While buildings are going green, just what makes a building green remains the subject of significant debate—particularly when it comes to choosing materials, noted Wayne Trusty of Athena Institute. Local sourcing, favored in current green building programs, sounds good, but pointing to credits earned by buying something made within a 500-mile radius of a home, he said, “It doesn’t make sense if you’re buying from one of the biggest polluters in the nation. These issues haven’t been thought through. That’s true for all these programs. That’s where life-cycle assessment comes in.”

That’s the direction green building will move in, he predicted, “getting off simple attributes and getting to true environmental performance—capturing all the flows in and out of nature.” Trusty reviewed some of the ISO standards now focused on life-cycle analysis, including a new ISO 2930 series of documents specifically focused on building products. Many companies are using these documents internally—not to go around saying their products are better, but looking for improvements. “This can be a very long exercise,” he added.
He concluded by reviewing his organization’s life-cycle assessment tools for buildings, including Athena Impact, a computerized tool for assessing whole buildings, and the EcoCalculator for assessing assemblies, both of which can be downloaded from the Athena Web site,

Saying “it’s an exciting time for the association,” Rick Kon of Masonite, current WDMA chairman, officially introduced Stoiber at the conference. Stoiber joins WDMA with the change in the association’s management firm to SmithBucklin, which Kon described as “a huge source of best practice sharing.” Pointing to SmithBucklin’s offices in Chicago and Washington, D.C., he noted that the organization should be able to step up advocacy efforts.

Stoiber started his talk by noting, “This is the last time you’ll hear me talk about SmithBucklin. We’re WDMA.” He talked about some of the changes that had taken place to date, integrating WDMA’s existing staff into the organization, as well as SmithBucklin’s abilities to bring staff resources in when necessary. “We now have the ability to scale up and scale down,” he said.

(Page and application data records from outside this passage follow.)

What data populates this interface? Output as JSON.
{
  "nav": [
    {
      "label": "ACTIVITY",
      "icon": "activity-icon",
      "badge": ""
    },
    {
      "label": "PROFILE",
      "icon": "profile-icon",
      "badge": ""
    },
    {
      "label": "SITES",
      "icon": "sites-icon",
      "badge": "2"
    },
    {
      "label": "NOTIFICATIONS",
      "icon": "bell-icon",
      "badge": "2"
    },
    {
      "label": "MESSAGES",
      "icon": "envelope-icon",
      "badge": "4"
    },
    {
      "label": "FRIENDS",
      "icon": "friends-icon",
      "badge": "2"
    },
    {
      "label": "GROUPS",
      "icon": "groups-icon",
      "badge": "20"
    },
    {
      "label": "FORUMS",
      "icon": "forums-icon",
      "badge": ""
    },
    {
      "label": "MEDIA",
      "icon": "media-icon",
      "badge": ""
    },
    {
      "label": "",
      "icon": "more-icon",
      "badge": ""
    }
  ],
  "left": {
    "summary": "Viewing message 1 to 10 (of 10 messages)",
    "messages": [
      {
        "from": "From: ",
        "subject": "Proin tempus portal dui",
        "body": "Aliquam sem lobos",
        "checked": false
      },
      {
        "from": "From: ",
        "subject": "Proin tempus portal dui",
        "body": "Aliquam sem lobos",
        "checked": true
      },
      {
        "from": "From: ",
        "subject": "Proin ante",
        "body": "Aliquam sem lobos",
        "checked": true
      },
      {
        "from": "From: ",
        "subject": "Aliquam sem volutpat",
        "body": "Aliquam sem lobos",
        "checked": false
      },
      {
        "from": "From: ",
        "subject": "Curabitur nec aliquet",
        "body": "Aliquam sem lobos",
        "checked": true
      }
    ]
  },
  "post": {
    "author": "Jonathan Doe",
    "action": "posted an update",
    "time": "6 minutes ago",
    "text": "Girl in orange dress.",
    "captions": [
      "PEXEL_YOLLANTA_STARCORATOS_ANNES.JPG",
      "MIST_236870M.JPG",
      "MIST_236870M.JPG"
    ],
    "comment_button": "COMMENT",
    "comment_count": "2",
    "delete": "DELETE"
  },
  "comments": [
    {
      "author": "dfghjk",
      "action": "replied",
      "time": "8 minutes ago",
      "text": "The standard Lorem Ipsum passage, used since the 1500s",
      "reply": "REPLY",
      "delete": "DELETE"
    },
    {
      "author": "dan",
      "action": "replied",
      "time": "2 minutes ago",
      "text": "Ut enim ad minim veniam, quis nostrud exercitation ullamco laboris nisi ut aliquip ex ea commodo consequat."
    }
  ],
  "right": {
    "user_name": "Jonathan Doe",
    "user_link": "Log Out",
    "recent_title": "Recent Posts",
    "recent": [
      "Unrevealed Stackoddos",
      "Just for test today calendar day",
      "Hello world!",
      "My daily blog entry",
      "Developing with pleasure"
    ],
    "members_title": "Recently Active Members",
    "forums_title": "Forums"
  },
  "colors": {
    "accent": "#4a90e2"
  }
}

Looking toward the future, he said initial efforts will focus on improvements in existing WDMA  oducts and programs.

WDMA next gathers for its annual meeting, scheduled for Feb. 14-18, 2009 in Tucson. More info on that event is available at JGS